God bless Neuroanthropology for tracing out the twists and turns of #AAAfail as it unfolded and now, apparently, is more or less ‘over’. In general I concur with Daniel’s analysis of what went wrong. The AAA’s ability to handle its internal processes — and what happens when they go public — reminds me of the fracas over global climate change skepticism (or at least my vague understandings of it): bloggers and other grassroots voices take up the issue, official and authoritative voices abstain from public debate as it is beneath them, the issue blows up, and they find themselves backpedaling and attempting to control a debate which others have already named and framed. What scientists learned from all this was that there is no substitute for early and extensive engagement with critics and involvement with all stages of debate. I think this is a lesson that the AAA should be learning from #AAAfail.
Of course, a time-honored method of dealing with crackpot claims is not dignifying them with a response, and I understand that the AAA wants to stay aloof from engagements that do nothing but drag it down and tarnish its reputation as the the most important professional association for our discipline. However, I think it is clear that its strategy of “do nothing until the New York Times runs a piece, then reveal that you had been right all along” has not been very effective. Honestly, for how many people is the take-away of #AAAfail “anthropology is a science”? This genie is out of the bottle, and to the extent it has any effect at all it will be to create vague memories of anthropology’s silliness for all who read the article.

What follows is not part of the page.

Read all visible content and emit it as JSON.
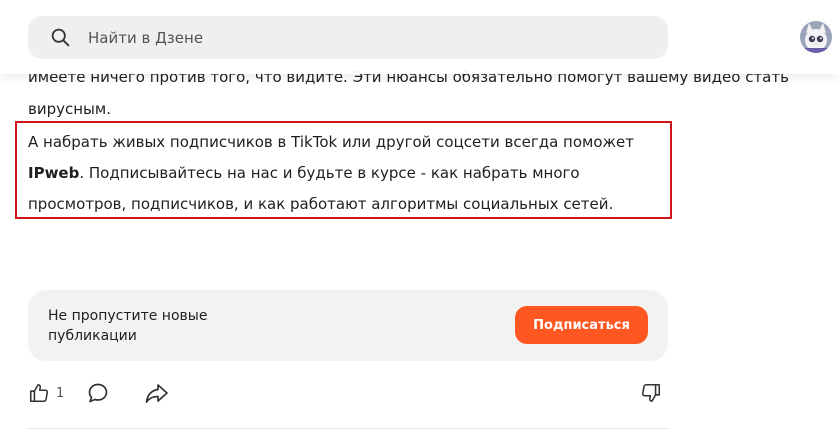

It may be that the AAA lacks the ability to respond quickly or effectively to issues like this and so simply can’t be as active as it needs to be in public debate. Or it may be that it thinks it actually has been effective in this case. At any rate, the PR meltdown of #AAAfail doesn’t bode well for the organization. At this point I think the ‘scientific’ anthropologists should get a slate of candidates together for the election, disseminate it on the Internet, and see whether they can’t get a few people in. I suspect that turnout is so low that even a modicum of organization could result in significant gains. And heck at this point, even I’d vote for them.